What are latin couples like when it comes to marriage now
What are Latin couples like when it comes to marriage now
<ul><li>Katherine Martinez, Peruvian American (now 29) tells that in 1980s, none of her elementary-school classmates had divorced parents.
Back then, it was assumed you had married mother and father at home.
By 2000 when she became a New York City public-school teacher, she noticed a drastic change. </li></ul>
<ul><li>The majority of the Latino kids she was teaching were living in single-parent families.
46 percent of Latino kids are born to unmarried mothers.
Births out of wedlock are increasing faster among Latinas than any other ethnic group. </li></ul>
<ul><li>Research commissioned by the Committee on Population (CPOP) states that Latinas are now living with their boyfriends more frequently than non-Hispanic whites or blacks.
This type of changes will affect every aspect of Latino life.
As our population grows, it will affect every part of American life. </li></ul>
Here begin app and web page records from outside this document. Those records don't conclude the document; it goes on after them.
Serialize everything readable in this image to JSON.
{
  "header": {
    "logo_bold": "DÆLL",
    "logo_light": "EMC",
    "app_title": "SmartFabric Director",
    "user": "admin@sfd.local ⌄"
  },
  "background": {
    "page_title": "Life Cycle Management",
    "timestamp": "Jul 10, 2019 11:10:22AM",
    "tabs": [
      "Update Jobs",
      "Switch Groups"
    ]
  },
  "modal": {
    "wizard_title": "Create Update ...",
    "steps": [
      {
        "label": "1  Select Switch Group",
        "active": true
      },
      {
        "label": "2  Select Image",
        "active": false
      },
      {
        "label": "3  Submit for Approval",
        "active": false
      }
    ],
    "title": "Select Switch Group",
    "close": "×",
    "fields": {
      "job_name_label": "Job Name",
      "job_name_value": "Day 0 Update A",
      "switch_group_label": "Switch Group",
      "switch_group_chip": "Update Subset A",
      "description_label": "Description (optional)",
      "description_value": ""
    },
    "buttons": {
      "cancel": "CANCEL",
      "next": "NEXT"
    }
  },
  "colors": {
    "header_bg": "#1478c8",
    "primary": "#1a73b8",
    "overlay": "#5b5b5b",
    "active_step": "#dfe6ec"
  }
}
<ul><li>Almost one in four Latino families are currently headed by a single woman.
The rate of births out of wedlock rose for all Latinos in the ‘80s and ‘90s.
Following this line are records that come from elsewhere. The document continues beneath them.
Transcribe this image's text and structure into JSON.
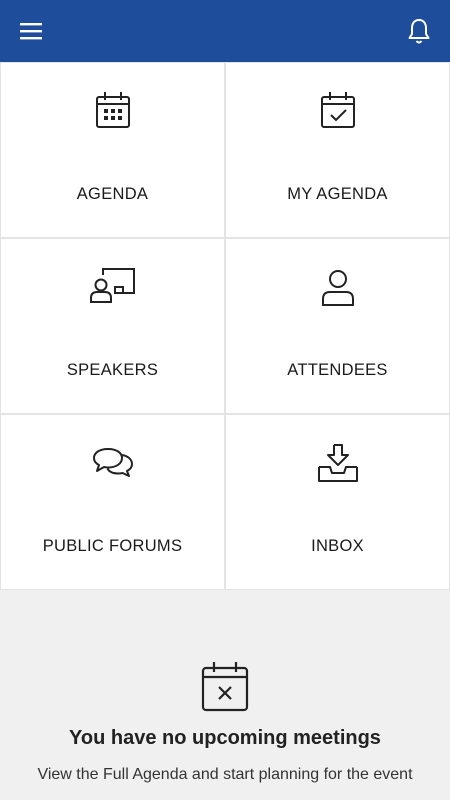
{
  "header": {
    "menu_icon": "hamburger-menu-icon",
    "notifications_icon": "bell-icon",
    "background_color": "#1d4d9b"
  },
  "tiles": [
    {
      "label": "AGENDA",
      "icon": "calendar-grid-icon"
    },
    {
      "label": "MY AGENDA",
      "icon": "calendar-check-icon"
    },
    {
      "label": "SPEAKERS",
      "icon": "presenter-board-icon"
    },
    {
      "label": "ATTENDEES",
      "icon": "person-icon"
    },
    {
      "label": "PUBLIC FORUMS",
      "icon": "chat-bubbles-icon"
    },
    {
      "label": "INBOX",
      "icon": "inbox-download-icon"
    }
  ],
  "meetings": {
    "icon": "calendar-x-icon",
    "title": "You have no upcoming meetings",
    "text": "View the Full Agenda and start planning for the event"
  }
}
Latinas are working outside home more and attending college at higher rates than ever.
This is giving them the economic independence to leave—or never enter—an unhappy marriage. </li></ul>
<ul><li>Edith Gonzalez, 28, a single mother in Arcadia, California says that if she had gotten pregnant in another era, she would definitely felt pressure to marry the father.
New attitudes among Latin singles men, namely a decline in social pressure to marry a woman they’ve gotten pregnant is a big reason for this also. </li></ul>
<ul><li>Ramiro Valle, 39, Mexican and a divorced father of two boys, 11 and 14, in Queens, New York says that among the younger generation, the old way of thinking is gone and that they actually see it as more normal not to marry.
14 years ago, when he got the casual girlfriend pregnant, it never occurred to him not to marry her, even though he didn’t love her. </li></ul>
<ul><li>Sociologists believe some of the rise in single-parent families is due to old-school Latino males struggling to accept new gender roles within the family.
Bureau of Labor Statistics figures show that Latino men earn the lowest wage among all men.
Latino male and female average wages are the most equal of any ethnic group. </li></ul>
<ul><li>This could account for the fact that in this community, one out of every three first marriages ends in divorce within 10 years.
There’s no doubt that mothers going it alone face greater challenges, and children often suffer for it.
According to statistics from 2004, just under 46 percent of Latino children in single-mom households lived in poverty. </li></ul>
<ul><li>Just 17 percent of Latino kids in married, two-parent homes lived in poverty.
Studies also show that children raised in peaceful single-parent homes may be healthier emotionally than those growing up with two parents who argue frequently. </li></ul>